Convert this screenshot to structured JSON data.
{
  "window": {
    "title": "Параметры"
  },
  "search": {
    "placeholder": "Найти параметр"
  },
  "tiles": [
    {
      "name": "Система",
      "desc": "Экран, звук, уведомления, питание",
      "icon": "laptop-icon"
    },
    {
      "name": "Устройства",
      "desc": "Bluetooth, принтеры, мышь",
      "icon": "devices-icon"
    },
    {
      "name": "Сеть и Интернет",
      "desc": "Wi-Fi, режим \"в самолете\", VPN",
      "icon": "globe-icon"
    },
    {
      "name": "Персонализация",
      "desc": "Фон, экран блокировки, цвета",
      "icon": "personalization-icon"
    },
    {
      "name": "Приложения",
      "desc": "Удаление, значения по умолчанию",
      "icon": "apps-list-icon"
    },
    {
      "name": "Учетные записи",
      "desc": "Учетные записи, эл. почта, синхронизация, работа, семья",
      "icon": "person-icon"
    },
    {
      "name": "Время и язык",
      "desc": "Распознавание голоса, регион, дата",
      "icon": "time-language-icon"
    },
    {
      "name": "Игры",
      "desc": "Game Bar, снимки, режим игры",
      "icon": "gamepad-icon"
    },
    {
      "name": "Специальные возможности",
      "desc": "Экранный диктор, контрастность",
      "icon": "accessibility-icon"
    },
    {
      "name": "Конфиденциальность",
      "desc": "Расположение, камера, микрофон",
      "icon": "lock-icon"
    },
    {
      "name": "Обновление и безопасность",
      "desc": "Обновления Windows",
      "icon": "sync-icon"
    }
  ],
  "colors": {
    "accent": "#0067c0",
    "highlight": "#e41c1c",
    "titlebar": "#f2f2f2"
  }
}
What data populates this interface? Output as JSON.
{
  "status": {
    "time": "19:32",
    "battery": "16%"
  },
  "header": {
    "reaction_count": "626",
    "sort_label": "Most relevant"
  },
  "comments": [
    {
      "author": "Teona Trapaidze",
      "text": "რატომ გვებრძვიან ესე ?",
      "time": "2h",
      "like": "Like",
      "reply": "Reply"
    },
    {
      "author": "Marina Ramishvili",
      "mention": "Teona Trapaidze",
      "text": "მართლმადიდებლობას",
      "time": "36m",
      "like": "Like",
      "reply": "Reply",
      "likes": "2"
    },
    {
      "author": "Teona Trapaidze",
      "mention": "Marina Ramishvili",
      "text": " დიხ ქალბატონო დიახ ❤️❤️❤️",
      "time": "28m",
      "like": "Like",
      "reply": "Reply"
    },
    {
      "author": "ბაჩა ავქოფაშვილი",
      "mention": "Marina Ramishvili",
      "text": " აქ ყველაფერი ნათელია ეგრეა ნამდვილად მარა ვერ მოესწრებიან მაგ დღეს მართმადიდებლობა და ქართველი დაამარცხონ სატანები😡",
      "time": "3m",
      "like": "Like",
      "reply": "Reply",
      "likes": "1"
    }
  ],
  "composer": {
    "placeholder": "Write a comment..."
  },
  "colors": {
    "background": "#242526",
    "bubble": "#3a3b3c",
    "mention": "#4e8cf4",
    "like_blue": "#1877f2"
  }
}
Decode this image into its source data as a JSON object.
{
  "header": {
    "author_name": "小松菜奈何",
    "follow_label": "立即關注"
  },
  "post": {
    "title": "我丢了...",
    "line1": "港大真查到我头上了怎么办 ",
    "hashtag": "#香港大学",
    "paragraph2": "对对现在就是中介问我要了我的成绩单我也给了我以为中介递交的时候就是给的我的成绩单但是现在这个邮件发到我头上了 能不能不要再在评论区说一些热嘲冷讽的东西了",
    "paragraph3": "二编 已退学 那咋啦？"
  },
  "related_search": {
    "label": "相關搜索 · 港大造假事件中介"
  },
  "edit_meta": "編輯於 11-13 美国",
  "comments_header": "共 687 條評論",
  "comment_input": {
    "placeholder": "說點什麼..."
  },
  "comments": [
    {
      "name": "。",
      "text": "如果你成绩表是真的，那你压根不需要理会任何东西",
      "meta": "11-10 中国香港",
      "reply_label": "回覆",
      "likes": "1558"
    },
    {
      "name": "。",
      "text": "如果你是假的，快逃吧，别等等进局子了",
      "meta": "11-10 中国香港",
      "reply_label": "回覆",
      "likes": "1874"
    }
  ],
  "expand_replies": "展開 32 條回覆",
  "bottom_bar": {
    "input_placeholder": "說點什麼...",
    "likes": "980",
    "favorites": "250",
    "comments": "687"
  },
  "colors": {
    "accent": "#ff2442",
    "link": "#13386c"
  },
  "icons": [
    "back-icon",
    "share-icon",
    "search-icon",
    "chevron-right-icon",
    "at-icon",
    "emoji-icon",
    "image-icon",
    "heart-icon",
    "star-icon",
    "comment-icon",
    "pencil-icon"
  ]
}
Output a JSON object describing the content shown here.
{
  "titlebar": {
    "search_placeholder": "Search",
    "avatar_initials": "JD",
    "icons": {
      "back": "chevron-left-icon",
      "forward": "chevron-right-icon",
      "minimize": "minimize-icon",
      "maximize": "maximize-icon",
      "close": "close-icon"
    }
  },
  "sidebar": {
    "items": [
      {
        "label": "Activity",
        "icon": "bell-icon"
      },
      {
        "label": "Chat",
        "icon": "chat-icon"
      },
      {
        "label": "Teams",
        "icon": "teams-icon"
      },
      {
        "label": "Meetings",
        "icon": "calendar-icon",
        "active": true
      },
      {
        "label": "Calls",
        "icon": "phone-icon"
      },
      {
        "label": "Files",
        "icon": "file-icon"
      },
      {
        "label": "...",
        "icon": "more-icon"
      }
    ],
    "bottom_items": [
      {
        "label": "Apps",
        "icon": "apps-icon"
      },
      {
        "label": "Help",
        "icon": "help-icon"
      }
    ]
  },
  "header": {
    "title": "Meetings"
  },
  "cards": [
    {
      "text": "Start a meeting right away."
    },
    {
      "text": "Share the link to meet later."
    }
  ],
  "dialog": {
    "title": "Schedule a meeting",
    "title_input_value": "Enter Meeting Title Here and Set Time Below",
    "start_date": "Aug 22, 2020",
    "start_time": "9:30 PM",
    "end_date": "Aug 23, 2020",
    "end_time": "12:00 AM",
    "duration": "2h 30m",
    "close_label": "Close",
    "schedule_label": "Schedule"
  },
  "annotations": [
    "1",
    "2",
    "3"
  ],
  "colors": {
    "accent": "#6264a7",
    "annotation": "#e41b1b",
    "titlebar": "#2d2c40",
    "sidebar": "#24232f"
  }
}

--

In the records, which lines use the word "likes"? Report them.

_Solution for this exercise:_
      "likes": "2"
      "likes": "1"
      "likes": "1558"
      "likes": "1874"
    "likes": "980",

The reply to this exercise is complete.